He finds that early in the colonial era there was a high degree of mutual interdependence, and even mutual respect, often expressed in the activities of households of individuals from all three groups (Indians, Europeans, and Africans). This gave way to more rigid hierarchies of power and race 34 PAUL E. HOFFMAN wherever commercial agriculture took hold or its influence was felt. The work ends with 1783. Gwendelin Midlow Hall (1992) and a CD-ROM of supporting databases (Hall 2000) also looks at the sweep of the colonial period in terms of the development of one segment of the population.
Indian responses to the Texas missions and presidios varied. The Caddos became middlemen in a growing trade in cattle, hides, and bison robes across the Texas±Louisiana border (La Vere 1998), but the greatest beneficiaries were probably the eastern bands of Apaches, who used the missions as sanctuaries during the Comanches' seasonal sweeps across Apache hunting grounds to raid the frontiers of New Spain.
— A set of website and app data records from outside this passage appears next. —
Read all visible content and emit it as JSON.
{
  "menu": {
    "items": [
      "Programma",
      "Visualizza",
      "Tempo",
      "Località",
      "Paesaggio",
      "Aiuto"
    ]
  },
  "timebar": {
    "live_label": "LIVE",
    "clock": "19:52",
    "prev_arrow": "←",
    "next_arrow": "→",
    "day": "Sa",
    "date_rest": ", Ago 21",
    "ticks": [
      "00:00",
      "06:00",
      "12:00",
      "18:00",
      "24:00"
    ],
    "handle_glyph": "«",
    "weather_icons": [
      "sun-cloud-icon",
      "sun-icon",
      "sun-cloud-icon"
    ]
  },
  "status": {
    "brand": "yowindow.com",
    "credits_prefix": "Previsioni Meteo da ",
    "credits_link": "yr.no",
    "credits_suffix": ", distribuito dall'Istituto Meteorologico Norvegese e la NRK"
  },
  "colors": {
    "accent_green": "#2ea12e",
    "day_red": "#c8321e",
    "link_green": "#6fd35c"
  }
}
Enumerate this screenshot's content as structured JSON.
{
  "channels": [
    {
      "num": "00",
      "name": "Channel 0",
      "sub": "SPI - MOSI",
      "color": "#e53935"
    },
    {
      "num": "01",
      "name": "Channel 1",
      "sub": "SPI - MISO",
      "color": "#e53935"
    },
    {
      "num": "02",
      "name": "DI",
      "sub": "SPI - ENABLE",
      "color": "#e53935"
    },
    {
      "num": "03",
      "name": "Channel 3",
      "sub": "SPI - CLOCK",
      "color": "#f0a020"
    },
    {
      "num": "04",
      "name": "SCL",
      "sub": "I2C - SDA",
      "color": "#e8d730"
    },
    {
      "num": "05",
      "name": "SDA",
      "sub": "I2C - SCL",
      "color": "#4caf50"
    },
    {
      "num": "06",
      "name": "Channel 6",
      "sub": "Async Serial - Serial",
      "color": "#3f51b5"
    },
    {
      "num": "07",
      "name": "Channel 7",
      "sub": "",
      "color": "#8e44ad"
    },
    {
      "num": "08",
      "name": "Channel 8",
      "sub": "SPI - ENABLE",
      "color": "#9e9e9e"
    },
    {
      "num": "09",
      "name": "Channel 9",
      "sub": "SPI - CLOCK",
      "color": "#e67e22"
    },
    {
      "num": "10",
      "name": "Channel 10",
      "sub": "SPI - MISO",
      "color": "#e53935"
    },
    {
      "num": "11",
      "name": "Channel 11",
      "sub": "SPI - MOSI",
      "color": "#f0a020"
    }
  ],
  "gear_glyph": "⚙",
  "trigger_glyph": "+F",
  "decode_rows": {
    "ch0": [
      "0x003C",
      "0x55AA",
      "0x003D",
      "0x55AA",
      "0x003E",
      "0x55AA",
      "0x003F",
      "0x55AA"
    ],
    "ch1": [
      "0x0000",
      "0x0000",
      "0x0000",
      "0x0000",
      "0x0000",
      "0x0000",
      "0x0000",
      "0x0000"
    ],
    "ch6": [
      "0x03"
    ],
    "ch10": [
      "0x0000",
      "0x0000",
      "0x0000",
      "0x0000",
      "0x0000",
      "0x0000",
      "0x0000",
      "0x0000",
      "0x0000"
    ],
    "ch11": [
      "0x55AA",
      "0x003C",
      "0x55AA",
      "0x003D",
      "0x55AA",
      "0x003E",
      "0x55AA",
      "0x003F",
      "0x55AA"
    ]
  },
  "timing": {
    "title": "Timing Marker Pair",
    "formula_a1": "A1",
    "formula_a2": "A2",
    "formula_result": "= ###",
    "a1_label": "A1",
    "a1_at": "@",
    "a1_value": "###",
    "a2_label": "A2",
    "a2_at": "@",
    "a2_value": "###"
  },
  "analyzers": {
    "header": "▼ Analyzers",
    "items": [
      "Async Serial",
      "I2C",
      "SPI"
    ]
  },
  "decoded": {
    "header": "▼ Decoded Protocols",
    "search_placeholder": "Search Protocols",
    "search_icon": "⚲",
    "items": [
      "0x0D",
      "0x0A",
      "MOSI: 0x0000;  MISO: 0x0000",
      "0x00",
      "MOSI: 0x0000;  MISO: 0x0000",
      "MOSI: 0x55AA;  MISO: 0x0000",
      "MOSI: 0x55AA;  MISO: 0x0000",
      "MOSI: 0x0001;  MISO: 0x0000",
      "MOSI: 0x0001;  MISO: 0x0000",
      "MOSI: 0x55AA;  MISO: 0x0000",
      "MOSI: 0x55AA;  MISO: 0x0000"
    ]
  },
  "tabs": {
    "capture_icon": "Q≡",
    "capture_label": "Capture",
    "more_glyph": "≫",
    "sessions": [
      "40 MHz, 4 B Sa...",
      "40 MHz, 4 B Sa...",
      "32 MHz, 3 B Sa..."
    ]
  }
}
The Yamasee War (1715±17), an uprising of Carolina Indians backed by Upper Creeks against the traders of Charles Town, altered Indian±white relations throughout the South.
The basic narratives of both sets of explorations have been in print since the eighteenth century. Woodbury Lowery (1901±5) and some other scholars early in the twentieth century added details and corrections to that older narrative from selected Spanish documentation. David B. Quinn, Susan Hillier, and Alison Quinn (1978) made much of this source material available in translation. They added to the older corpus with their own archival discoveries in England and Spain. They largely left it to their readers to explore the possible interconnections among the voyages and colonization efforts.
A companion to the American South by John B Boles